I discovered a pool of servers that seemed to be unused, and used the Azure VM Agent “Run PowerShell Script” to determine the real health.

The output told me: not domain joined, not managed, not being patched, so targets for decommissioning.

$boot = Get-CimInstance -ClassName Win32_OperatingSystem

$hotfix = Get-HotFix | Sort-Object InstalledOn -Descending | Select-Object -First 1

$name = Get-CimInstance -Classname Win32_ComputerSystem

write-host “Server $($ Domain $($name.domain)”

write-host “Last reboot $($boot.LastBootUpTime)”

write-host “Last patch $($hotfix.HotFixID) $($hotfix.InstalledOn)”

Last reboot 10/12/2022 18:50:02
Last patch KB4495585 05/15/2019 00:00:00

Windows Admin Center and Dell OpenManage/iDRAC integration
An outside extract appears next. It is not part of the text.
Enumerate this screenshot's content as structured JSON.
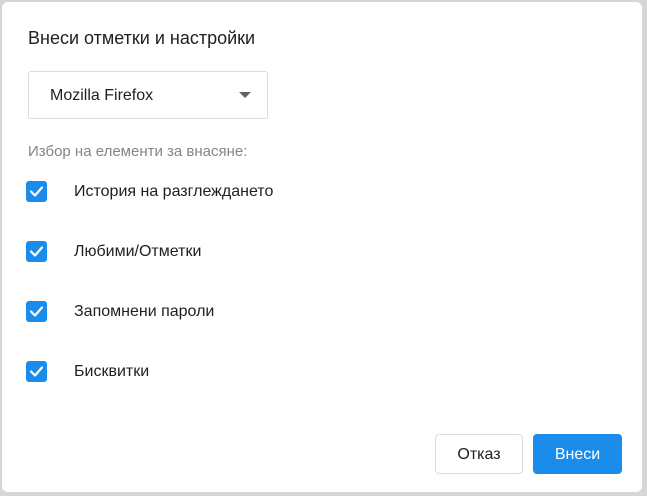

Back in a previous life I worked closely with colleagues working on the integration of Dell, HPE and other server hardware vendors into the Microsoft infrastructure management tooling from System Center.

I’m a year in to using Windows Admin Center and the integration with Dell OpenManage and the Dell iDRAC.
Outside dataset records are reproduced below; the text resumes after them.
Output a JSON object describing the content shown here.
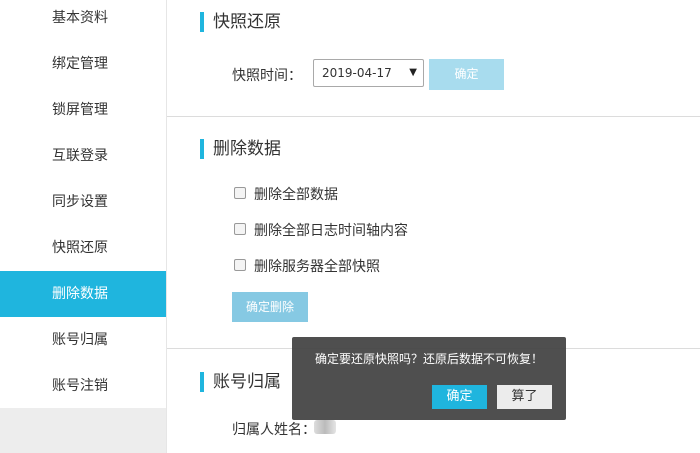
{
  "sidebar": {
    "items": [
      {
        "label": "基本资料",
        "active": false
      },
      {
        "label": "绑定管理",
        "active": false
      },
      {
        "label": "锁屏管理",
        "active": false
      },
      {
        "label": "互联登录",
        "active": false
      },
      {
        "label": "同步设置",
        "active": false
      },
      {
        "label": "快照还原",
        "active": false
      },
      {
        "label": "删除数据",
        "active": true
      },
      {
        "label": "账号归属",
        "active": false
      },
      {
        "label": "账号注销",
        "active": false
      }
    ]
  },
  "snapshot": {
    "title": "快照还原",
    "time_label": "快照时间：",
    "selected_date": "2019-04-17",
    "confirm_label": "确定"
  },
  "delete_data": {
    "title": "删除数据",
    "options": [
      {
        "label": "删除全部数据",
        "checked": false
      },
      {
        "label": "删除全部日志时间轴内容",
        "checked": false
      },
      {
        "label": "删除服务器全部快照",
        "checked": false
      }
    ],
    "confirm_delete_label": "确定删除"
  },
  "ownership": {
    "title": "账号归属",
    "owner_name_label": "归属人姓名："
  },
  "dialog": {
    "message": "确定要还原快照吗？还原后数据不可恢复！",
    "ok_label": "确定",
    "cancel_label": "算了"
  },
  "colors": {
    "accent": "#1fb5de",
    "dialog_bg": "#404040"
  }
}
It’s (usually) a joy; as part of the patching cycle, open the Dell OpenManage integration blade in Windows Admin Center, check for compliance, see which components need updating, update them.



Microsoft re-certifications

Four re-certifications in the last few days.

I really like the Microsoft model – free to re-certify, keep up to date on the latest areas of technology.

AZ-104, AZ-700, AZ-400, AZ-500 all current again.

If you’re about to re-sit these my top tips: read the exam subject matter, see what changed since you took the last test. Microsoft Learn has training, documentation and guidance – – and you can also revisit learning resources such as John Savills Technical Training.

Open book test, 45 minutes. Bing is your friend.

Screenshot 2023-04-24 193000Screenshot 2023-04-24 082226Screenshot 2023-04-18 155113Screenshot 2023-04-18 085831

Windows Server DHCP lease cleanup

Tiny piece of housekeeping, note for self for future use.

Previous reservations are wedged in the DHCP database, and not accessible through the DHCP MMS snap-in. Scope reconciliation shows the rogue entries.

Solution is to delete the reservations from the DHCP database.

Show all DHCP clients, i.e active leases and reservations


Remove individual, expired reservations


I could have done this with PowerShell, but NETSH was fast and easy.

Microsoft Flow – MSN weather connector, units

I’ve had a Microsoft Flow connector in production for a long time. It runs twice daily, reads the weather forecast for my location (Issaquah, WA), and if it’s forecast to be warm, sends an email to remind that plants need watering.

At some point recently, the flow stopped working correctly. It was triggering for Fahrenheit temperatures rather than Celsius. Cue twice daily emails when it’s cold outside.

I pulled apart the flow – and the Inputs for the connector had changed: